(DATA SECTION Opens)
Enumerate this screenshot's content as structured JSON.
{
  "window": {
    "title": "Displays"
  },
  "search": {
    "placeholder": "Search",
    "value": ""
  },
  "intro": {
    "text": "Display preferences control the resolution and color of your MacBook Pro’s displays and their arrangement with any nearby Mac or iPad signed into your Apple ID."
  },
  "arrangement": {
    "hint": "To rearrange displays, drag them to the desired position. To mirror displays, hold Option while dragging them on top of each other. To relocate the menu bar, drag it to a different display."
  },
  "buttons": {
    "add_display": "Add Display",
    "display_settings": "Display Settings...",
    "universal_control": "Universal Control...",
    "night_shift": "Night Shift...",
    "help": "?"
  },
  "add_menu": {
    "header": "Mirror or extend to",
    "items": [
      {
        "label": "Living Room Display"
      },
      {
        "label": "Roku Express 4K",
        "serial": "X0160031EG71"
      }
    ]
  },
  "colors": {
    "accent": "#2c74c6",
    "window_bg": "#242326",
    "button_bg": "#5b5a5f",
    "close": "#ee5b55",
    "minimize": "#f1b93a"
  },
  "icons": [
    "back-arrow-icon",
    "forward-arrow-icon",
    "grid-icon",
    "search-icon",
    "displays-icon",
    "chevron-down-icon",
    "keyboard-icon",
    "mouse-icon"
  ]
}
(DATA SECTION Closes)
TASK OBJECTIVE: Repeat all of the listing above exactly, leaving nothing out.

ANSWER SECTION:
Enumerate this screenshot's content as structured JSON.
{
  "window": {
    "title": "Displays"
  },
  "search": {
    "placeholder": "Search",
    "value": ""
  },
  "intro": {
    "text": "Display preferences control the resolution and color of your MacBook Pro’s displays and their arrangement with any nearby Mac or iPad signed into your Apple ID."
  },
  "arrangement": {
    "hint": "To rearrange displays, drag them to the desired position. To mirror displays, hold Option while dragging them on top of each other. To relocate the menu bar, drag it to a different display."
  },
  "buttons": {
    "add_display": "Add Display",
    "display_settings": "Display Settings...",
    "universal_control": "Universal Control...",
    "night_shift": "Night Shift...",
    "help": "?"
  },
  "add_menu": {
    "header": "Mirror or extend to",
    "items": [
      {
        "label": "Living Room Display"
      },
      {
        "label": "Roku Express 4K",
        "serial": "X0160031EG71"
      }
    ]
  },
  "colors": {
    "accent": "#2c74c6",
    "window_bg": "#242326",
    "button_bg": "#5b5a5f",
    "close": "#ee5b55",
    "minimize": "#f1b93a"
  },
  "icons": [
    "back-arrow-icon",
    "forward-arrow-icon",
    "grid-icon",
    "search-icon",
    "displays-icon",
    "chevron-down-icon",
    "keyboard-icon",
    "mouse-icon"
  ]
}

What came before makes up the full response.